## WHAT THE EXERCISE ASKS
Copy out all lines from the material that contain the string "title".

## SUPPLIED RECORDS
------------
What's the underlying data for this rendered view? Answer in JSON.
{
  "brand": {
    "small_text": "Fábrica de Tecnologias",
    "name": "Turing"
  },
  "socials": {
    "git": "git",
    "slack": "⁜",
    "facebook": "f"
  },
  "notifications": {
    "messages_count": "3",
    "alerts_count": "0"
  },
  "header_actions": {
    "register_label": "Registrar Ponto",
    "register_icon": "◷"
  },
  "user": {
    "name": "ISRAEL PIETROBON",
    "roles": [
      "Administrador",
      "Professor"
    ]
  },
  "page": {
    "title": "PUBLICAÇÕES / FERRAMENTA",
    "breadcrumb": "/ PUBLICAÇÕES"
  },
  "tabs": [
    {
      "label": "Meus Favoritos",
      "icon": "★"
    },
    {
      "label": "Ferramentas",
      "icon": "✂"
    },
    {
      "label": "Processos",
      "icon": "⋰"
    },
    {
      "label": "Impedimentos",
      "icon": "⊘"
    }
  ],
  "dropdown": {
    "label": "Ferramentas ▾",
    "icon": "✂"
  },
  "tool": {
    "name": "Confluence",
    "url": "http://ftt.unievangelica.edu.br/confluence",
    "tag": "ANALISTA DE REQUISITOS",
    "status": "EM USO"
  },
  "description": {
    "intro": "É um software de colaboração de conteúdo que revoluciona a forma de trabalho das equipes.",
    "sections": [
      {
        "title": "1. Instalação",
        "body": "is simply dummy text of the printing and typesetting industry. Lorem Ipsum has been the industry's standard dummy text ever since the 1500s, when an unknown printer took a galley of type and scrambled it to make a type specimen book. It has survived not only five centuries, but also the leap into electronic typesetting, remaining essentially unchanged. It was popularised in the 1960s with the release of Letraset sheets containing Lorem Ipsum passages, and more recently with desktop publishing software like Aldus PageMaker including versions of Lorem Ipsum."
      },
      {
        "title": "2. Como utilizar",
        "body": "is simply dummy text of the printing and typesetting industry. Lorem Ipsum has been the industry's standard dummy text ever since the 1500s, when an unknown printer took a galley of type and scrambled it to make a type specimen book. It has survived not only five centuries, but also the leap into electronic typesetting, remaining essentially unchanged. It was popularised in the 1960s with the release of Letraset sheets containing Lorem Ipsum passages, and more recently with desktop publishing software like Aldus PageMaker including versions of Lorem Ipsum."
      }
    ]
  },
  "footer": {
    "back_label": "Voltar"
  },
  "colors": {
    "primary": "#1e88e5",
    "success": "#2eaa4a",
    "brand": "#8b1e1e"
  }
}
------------
## ANSWER FOR THIS EXERCISE
    "title": "PUBLICAÇÕES / FERRAMENTA",
        "title": "1. Instalação",
        "title": "2. Como utilizar",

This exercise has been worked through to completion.